#### [Directions for this task]
List each line of the data that holds the word "true".

BEGIN Material to process

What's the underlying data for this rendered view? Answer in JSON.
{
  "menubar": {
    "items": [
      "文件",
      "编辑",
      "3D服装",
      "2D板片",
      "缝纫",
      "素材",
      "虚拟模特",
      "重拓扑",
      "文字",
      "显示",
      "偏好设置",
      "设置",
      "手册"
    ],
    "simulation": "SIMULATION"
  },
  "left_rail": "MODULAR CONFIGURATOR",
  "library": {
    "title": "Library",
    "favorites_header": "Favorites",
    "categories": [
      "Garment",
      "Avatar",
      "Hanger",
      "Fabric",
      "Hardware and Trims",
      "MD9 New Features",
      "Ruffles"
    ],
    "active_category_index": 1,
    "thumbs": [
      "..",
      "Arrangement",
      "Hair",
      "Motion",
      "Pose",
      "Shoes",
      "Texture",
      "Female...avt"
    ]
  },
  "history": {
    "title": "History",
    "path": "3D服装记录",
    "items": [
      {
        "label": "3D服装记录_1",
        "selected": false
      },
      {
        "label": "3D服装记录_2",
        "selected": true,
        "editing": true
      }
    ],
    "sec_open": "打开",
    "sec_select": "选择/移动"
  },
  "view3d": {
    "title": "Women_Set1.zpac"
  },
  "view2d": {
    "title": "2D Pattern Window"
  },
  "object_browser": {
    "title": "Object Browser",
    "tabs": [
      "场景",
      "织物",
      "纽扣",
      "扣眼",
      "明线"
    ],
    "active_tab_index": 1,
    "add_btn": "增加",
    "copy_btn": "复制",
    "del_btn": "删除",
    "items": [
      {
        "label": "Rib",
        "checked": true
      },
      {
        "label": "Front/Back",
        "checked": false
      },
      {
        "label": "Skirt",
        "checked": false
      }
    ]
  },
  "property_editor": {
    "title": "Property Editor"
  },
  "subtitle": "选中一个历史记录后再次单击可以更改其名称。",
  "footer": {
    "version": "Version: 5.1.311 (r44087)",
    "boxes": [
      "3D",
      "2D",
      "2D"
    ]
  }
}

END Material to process

#### [Exercise output]
        "selected": true,
        "editing": true
        "checked": true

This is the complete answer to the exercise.